    1. The search button is not contextual i.e. if you are in the App store and want to search for an app...if you click on the panel search button, you are exited from the App store and taken to the default Bing search page. [Nice to have : If I can customize the search button to use Google as the search engine instead of Bing....Steve Ballmer will lose his gasket if you mention this in front of him :-)]

    2. Also I like the cross icon available in Android text boxes by which you can delete in one swoop the existing content in a textbox instead of the present way of deleting the whole text by backspace.

  12. Joro
    October 22, 2013 at 5:46 pm

    The calendar is bad, it was even better on my old Qtek (Windows Mobile) lacks a good monthly-overview (readable).
    The e-mail client doesn't let you change text in a reply-message. Really annoying.
    Sound volume is for all, there is no volume for media only.
    You can't easily say download a pdf-file, and then attach it to an e-mail.
    If the e-mail is HTML and has images you have to download, every-time.

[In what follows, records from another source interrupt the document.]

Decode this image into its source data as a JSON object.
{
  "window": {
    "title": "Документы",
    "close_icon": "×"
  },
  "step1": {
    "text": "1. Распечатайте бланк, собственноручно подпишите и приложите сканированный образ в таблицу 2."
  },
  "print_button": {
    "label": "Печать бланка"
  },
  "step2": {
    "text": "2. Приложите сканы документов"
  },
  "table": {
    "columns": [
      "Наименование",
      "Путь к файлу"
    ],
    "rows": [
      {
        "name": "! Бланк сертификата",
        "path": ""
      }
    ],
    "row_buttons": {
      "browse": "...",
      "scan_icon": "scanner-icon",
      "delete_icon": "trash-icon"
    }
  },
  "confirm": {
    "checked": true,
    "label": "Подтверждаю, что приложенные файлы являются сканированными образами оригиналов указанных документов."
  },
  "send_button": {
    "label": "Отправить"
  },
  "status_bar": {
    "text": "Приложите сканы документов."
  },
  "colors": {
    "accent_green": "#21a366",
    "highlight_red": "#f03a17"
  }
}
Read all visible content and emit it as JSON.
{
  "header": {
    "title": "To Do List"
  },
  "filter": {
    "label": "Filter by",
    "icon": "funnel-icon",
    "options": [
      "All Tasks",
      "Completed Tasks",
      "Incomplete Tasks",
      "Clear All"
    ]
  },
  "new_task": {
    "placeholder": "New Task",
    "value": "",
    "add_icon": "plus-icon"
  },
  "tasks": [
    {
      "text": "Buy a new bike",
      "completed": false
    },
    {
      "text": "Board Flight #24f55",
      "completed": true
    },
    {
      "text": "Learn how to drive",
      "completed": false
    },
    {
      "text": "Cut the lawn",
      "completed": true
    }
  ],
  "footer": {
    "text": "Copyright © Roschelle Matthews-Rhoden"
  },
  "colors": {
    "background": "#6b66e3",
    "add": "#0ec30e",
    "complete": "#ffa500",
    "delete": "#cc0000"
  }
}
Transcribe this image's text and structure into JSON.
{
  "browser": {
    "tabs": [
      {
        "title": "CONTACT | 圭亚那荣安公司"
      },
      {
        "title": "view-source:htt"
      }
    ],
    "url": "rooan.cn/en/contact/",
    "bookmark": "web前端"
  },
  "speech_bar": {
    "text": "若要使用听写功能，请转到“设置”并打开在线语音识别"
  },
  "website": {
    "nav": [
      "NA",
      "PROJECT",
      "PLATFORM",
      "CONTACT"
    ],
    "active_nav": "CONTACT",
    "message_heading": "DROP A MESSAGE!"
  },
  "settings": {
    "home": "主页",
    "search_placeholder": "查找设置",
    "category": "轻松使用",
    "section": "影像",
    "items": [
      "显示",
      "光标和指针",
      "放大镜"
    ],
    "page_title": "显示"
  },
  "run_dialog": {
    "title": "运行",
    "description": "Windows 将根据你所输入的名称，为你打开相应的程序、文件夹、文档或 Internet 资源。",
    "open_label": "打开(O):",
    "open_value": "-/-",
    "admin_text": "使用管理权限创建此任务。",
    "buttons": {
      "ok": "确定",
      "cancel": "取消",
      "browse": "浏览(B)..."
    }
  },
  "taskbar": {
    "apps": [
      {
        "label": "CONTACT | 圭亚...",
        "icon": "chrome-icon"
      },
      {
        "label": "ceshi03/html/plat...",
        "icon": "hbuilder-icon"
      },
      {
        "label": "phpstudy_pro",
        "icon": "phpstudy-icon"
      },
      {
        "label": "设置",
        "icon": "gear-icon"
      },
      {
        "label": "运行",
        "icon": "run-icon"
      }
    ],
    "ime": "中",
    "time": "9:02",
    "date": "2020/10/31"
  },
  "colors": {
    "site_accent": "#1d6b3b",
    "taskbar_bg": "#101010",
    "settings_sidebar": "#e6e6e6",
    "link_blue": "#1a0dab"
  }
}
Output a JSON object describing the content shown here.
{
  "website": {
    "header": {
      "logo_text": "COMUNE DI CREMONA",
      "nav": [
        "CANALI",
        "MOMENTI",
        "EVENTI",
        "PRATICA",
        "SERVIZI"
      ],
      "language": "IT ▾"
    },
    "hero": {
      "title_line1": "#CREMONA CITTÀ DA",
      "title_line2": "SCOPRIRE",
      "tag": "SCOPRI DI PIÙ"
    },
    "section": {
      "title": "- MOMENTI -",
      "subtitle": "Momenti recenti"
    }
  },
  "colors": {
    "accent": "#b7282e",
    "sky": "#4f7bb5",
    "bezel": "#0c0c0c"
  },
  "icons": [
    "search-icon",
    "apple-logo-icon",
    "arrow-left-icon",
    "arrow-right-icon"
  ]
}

Why?
    The built-in handling of pod-casts is terrible.
    No profiles?
    And the usual complaint...I am missing a couple of apps I have gotten used to... :(
    Well I got more draw-backs, but these are the ones that pop into mind. Been using WP for 2 years now, Windows Mobile before. Enterprise user, so maybe I have different req. though. :)

  13. Scroogled
    October 22, 2013 at 5:37 pm

    Apps coming to Windows Phone in the next few weeks: CamScanner, ESPN F1, Instagram, Vine, InNote, Nokia Camera, Nokia Storyteller, Papyrus, PicFeed, Plex, Smart Resize, SophieLensHD, Xbox Video, Vyclone Pro

    Games coming: Asphalt 8: Airborne, Danger Dash, FIFA 14, My Talking Tom, Rabbids Big Bang, Rail Rush, Rayman Fiesta Run, Temple Run 2

    Hope more developers take Windows Phone more seriously now that top apps are coming.

  14. Matthew H
    October 22, 2013 at 3:56 pm

    My biggest complaint when it comes to Windows Phone 8 is that the email client is utterly, unrelentingly dire. Treating all emails with the same title as part of the same thread? Come on.

  15. Justin D
    October 22, 2013 at 2:46 pm

    Spot on. This covers nearly all my gripes with Windows Phone 8. I think Microsoft really needs to add something like Unification, as you mentioned. Something like the Notification Drawer/Quick Settings in Android or the Control Center in iOS 7. Being able to pull down from the top/bottom of any screen and quickly toggle WiFi/Bluetooth/other options is a breeze.